    “2012. The county agreed to pay Daniel Snyder’s outfit $2 million over the next four years for the ability to advertise and market Loudoun in connection with the Redskins and the team headquarters in Ashburn, plus get tickets and use of a suite at FedEx Field for a game.” TOM JACKMAN, Washington Post, February 28 2014

    Maybe that remaining $300 thousand for LCSB shortfall should come from Redskins perks for the BOS?

     
  • myownsense posted at 8:47 am on Wed, Apr 23, 2014.

    myownsense Posts: 89

    Do you understand "He said the community he represents made it clear their focus is smaller class sizes, not the schools in the rural end of the county."? It is that attitude that I find selfish, incomprehensible, and just plain ugly. You get what you give and if that is the attitude some in this county have about "those kids," what right or reason would you have to expect anyone to care about "your kids" or even any kids? And I have just as much concern about the parochial self-interest attitudes displayed by some of those on the other side of this issue. These types of "my school versus your school" or "east versus west" or "newcomers versus long-time resident" attitudes do nothing to advance the debate and to ensure that the best interests of the entire system and all of the children are foremost.

     
  • loudoun parent posted at 7:53 am on Wed, Apr 23, 2014.

    loudoun parent Posts: 143

    Ubnbelieveable. First, they didn't do this right? How many years are they going to be shocked and amazed that they have to consider this before they follow the "correct" process? Second, and more importantly, how many services my child and the rest of the county's students going to loose so that a very small few can keep their elite small school experience? How can they keep those schools open, while average class sizes continue to be too large?

     
  • KathleenVS posted at 7:26 am on Wed, Apr 23, 2014.

    KathleenVS Posts: 24

    Not sure I understand your comment @myownsense. Small school does not equal small class size. In fact, the small schools have larger average class sizes than the rest of Loudoun County.

     
  • myownsense posted at 6:35 am on Wed, Apr 23, 2014.

    myownsense Posts: 89

    I am still amazed at a lot of the incomprehensible attitudes among our citizenship, especially among at least one member of the school board.

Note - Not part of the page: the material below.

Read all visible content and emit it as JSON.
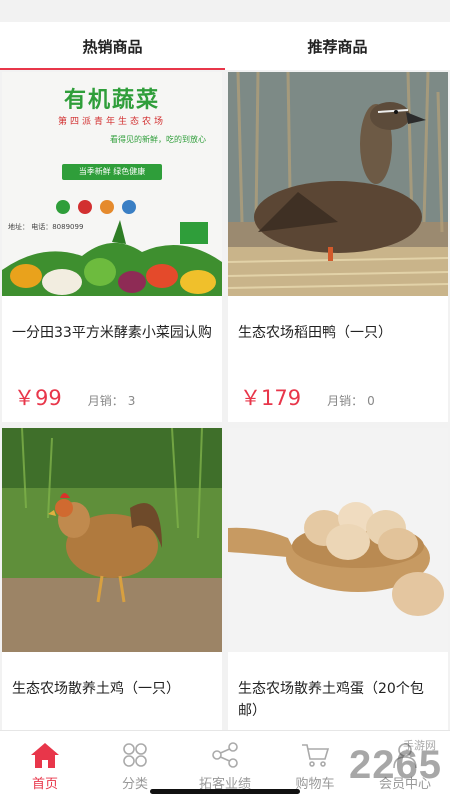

Your priority and that of your constituents is smaller class sizes? Really? But I guess it is only a priority as long you, personally, benefit? No one else can have smaller class sizes if you and your constituents aren't the beneficiaries? I don't live in the Aldie, Hamilton, Hillsboro, or Lincoln attendance zones, nor in any of the attendance zones that would have absorbed students if these schools were closed, and my family would not have been directly affected by any of the proposed closure actions. However, I am a taxpayer and I find such attitudes selfish, incomprehensible, and just plain ugly. I'll be hard-pressed to support any candidates who claim their priority is smaller class sizes. I've seen behind that curtain and now believe I know what really motivates that effort.